▶ EXERCISE REQUIREMENTS:
Please give the data again in full, exactly as it reads.

INFORMATION SUPPLIED section start

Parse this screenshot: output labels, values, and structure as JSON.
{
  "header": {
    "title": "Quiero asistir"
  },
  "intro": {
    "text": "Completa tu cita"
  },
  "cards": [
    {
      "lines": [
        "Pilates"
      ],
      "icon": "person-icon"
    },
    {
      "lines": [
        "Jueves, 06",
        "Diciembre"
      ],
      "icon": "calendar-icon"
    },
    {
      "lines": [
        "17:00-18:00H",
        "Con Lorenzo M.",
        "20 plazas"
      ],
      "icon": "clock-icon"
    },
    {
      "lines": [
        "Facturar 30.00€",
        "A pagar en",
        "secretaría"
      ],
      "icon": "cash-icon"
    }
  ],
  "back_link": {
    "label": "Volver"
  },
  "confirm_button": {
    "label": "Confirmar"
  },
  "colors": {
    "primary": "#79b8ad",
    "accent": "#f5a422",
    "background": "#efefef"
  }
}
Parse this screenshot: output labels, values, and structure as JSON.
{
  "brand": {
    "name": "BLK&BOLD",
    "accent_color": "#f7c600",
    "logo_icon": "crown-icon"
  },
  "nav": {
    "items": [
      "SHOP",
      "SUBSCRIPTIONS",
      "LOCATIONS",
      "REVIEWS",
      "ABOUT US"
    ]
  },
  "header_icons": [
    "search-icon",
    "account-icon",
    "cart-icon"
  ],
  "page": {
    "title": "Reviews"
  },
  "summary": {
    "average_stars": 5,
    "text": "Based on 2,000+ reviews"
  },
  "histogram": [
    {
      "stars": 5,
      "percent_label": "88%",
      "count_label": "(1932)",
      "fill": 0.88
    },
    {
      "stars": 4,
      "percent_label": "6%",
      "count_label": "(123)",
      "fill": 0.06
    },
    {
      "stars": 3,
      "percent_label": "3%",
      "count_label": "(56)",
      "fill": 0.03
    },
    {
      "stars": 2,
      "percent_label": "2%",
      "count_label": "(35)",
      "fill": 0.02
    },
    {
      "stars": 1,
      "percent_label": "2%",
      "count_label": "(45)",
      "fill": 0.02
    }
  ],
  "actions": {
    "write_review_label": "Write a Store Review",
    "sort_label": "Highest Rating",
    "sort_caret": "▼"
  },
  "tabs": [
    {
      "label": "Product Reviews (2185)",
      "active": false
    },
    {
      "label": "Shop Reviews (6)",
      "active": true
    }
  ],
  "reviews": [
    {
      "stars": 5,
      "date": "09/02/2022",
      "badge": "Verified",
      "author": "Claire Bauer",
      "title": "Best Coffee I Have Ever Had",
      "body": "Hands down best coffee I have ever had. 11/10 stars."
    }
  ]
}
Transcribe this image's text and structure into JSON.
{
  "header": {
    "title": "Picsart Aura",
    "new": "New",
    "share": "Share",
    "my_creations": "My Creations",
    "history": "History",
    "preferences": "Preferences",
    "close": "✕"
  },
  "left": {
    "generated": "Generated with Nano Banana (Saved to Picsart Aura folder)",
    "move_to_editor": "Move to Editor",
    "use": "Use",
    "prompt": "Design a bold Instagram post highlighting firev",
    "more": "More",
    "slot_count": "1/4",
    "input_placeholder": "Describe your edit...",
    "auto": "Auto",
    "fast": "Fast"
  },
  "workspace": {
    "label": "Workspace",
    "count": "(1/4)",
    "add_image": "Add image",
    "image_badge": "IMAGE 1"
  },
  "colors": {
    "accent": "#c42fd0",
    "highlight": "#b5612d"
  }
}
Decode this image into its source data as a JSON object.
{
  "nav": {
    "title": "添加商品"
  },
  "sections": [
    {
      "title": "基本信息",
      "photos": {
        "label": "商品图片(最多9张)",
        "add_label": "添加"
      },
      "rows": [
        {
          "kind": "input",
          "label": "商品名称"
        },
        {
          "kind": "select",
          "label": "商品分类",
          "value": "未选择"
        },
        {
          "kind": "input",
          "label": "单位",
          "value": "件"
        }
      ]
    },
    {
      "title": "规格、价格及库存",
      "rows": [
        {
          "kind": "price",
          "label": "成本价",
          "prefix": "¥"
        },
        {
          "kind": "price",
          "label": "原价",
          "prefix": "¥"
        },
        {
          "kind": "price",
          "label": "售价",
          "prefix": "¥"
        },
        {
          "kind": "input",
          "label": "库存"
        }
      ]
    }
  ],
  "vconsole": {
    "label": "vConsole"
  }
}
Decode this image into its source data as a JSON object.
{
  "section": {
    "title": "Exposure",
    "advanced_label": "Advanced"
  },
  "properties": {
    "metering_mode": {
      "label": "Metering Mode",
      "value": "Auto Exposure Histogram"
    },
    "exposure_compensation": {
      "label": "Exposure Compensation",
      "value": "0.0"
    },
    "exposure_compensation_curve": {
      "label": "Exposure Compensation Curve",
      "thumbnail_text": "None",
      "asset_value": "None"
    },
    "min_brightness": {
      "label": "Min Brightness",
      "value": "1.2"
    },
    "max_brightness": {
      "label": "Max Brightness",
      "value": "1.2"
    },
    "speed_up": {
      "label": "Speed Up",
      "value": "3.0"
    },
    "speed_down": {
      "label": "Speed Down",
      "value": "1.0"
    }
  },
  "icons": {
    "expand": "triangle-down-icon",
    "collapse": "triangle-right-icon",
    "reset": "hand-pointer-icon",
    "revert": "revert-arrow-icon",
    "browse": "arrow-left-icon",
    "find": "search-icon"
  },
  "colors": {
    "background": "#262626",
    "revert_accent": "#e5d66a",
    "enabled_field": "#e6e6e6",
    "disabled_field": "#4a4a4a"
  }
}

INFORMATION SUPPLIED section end

▶ SOLUTION TO THIS EXERCISE:
Parse this screenshot: output labels, values, and structure as JSON.
{
  "header": {
    "title": "Quiero asistir"
  },
  "intro": {
    "text": "Completa tu cita"
  },
  "cards": [
    {
      "lines": [
        "Pilates"
      ],
      "icon": "person-icon"
    },
    {
      "lines": [
        "Jueves, 06",
        "Diciembre"
      ],
      "icon": "calendar-icon"
    },
    {
      "lines": [
        "17:00-18:00H",
        "Con Lorenzo M.",
        "20 plazas"
      ],
      "icon": "clock-icon"
    },
    {
      "lines": [
        "Facturar 30.00€",
        "A pagar en",
        "secretaría"
      ],
      "icon": "cash-icon"
    }
  ],
  "back_link": {
    "label": "Volver"
  },
  "confirm_button": {
    "label": "Confirmar"
  },
  "colors": {
    "primary": "#79b8ad",
    "accent": "#f5a422",
    "background": "#efefef"
  }
}
Parse this screenshot: output labels, values, and structure as JSON.
{
  "brand": {
    "name": "BLK&BOLD",
    "accent_color": "#f7c600",
    "logo_icon": "crown-icon"
  },
  "nav": {
    "items": [
      "SHOP",
      "SUBSCRIPTIONS",
      "LOCATIONS",
      "REVIEWS",
      "ABOUT US"
    ]
  },
  "header_icons": [
    "search-icon",
    "account-icon",
    "cart-icon"
  ],
  "page": {
    "title": "Reviews"
  },
  "summary": {
    "average_stars": 5,
    "text": "Based on 2,000+ reviews"
  },
  "histogram": [
    {
      "stars": 5,
      "percent_label": "88%",
      "count_label": "(1932)",
      "fill": 0.88
    },
    {
      "stars": 4,
      "percent_label": "6%",
      "count_label": "(123)",
      "fill": 0.06
    },
    {
      "stars": 3,
      "percent_label": "3%",
      "count_label": "(56)",
      "fill": 0.03
    },
    {
      "stars": 2,
      "percent_label": "2%",
      "count_label": "(35)",
      "fill": 0.02
    },
    {
      "stars": 1,
      "percent_label": "2%",
      "count_label": "(45)",
      "fill": 0.02
    }
  ],
  "actions": {
    "write_review_label": "Write a Store Review",
    "sort_label": "Highest Rating",
    "sort_caret": "▼"
  },
  "tabs": [
    {
      "label": "Product Reviews (2185)",
      "active": false
    },
    {
      "label": "Shop Reviews (6)",
      "active": true
    }
  ],
  "reviews": [
    {
      "stars": 5,
      "date": "09/02/2022",
      "badge": "Verified",
      "author": "Claire Bauer",
      "title": "Best Coffee I Have Ever Had",
      "body": "Hands down best coffee I have ever had. 11/10 stars."
    }
  ]
}
Transcribe this image's text and structure into JSON.
{
  "header": {
    "title": "Picsart Aura",
    "new": "New",
    "share": "Share",
    "my_creations": "My Creations",
    "history": "History",
    "preferences": "Preferences",
    "close": "✕"
  },
  "left": {
    "generated": "Generated with Nano Banana (Saved to Picsart Aura folder)",
    "move_to_editor": "Move to Editor",
    "use": "Use",
    "prompt": "Design a bold Instagram post highlighting firev",
    "more": "More",
    "slot_count": "1/4",
    "input_placeholder": "Describe your edit...",
    "auto": "Auto",
    "fast": "Fast"
  },
  "workspace": {
    "label": "Workspace",
    "count": "(1/4)",
    "add_image": "Add image",
    "image_badge": "IMAGE 1"
  },
  "colors": {
    "accent": "#c42fd0",
    "highlight": "#b5612d"
  }
}
Decode this image into its source data as a JSON object.
{
  "nav": {
    "title": "添加商品"
  },
  "sections": [
    {
      "title": "基本信息",
      "photos": {
        "label": "商品图片(最多9张)",
        "add_label": "添加"
      },
      "rows": [
        {
          "kind": "input",
          "label": "商品名称"
        },
        {
          "kind": "select",
          "label": "商品分类",
          "value": "未选择"
        },
        {
          "kind": "input",
          "label": "单位",
          "value": "件"
        }
      ]
    },
    {
      "title": "规格、价格及库存",
      "rows": [
        {
          "kind": "price",
          "label": "成本价",
          "prefix": "¥"
        },
        {
          "kind": "price",
          "label": "原价",
          "prefix": "¥"
        },
        {
          "kind": "price",
          "label": "售价",
          "prefix": "¥"
        },
        {
          "kind": "input",
          "label": "库存"
        }
      ]
    }
  ],
  "vconsole": {
    "label": "vConsole"
  }
}
Decode this image into its source data as a JSON object.
{
  "section": {
    "title": "Exposure",
    "advanced_label": "Advanced"
  },
  "properties": {
    "metering_mode": {
      "label": "Metering Mode",
      "value": "Auto Exposure Histogram"
    },
    "exposure_compensation": {
      "label": "Exposure Compensation",
      "value": "0.0"
    },
    "exposure_compensation_curve": {
      "label": "Exposure Compensation Curve",
      "thumbnail_text": "None",
      "asset_value": "None"
    },
    "min_brightness": {
      "label": "Min Brightness",
      "value": "1.2"
    },
    "max_brightness": {
      "label": "Max Brightness",
      "value": "1.2"
    },
    "speed_up": {
      "label": "Speed Up",
      "value": "3.0"
    },
    "speed_down": {
      "label": "Speed Down",
      "value": "1.0"
    }
  },
  "icons": {
    "expand": "triangle-down-icon",
    "collapse": "triangle-right-icon",
    "reset": "hand-pointer-icon",
    "revert": "revert-arrow-icon",
    "browse": "arrow-left-icon",
    "find": "search-icon"
  },
  "colors": {
    "background": "#262626",
    "revert_accent": "#e5d66a",
    "enabled_field": "#e6e6e6",
    "disabled_field": "#4a4a4a"
  }
}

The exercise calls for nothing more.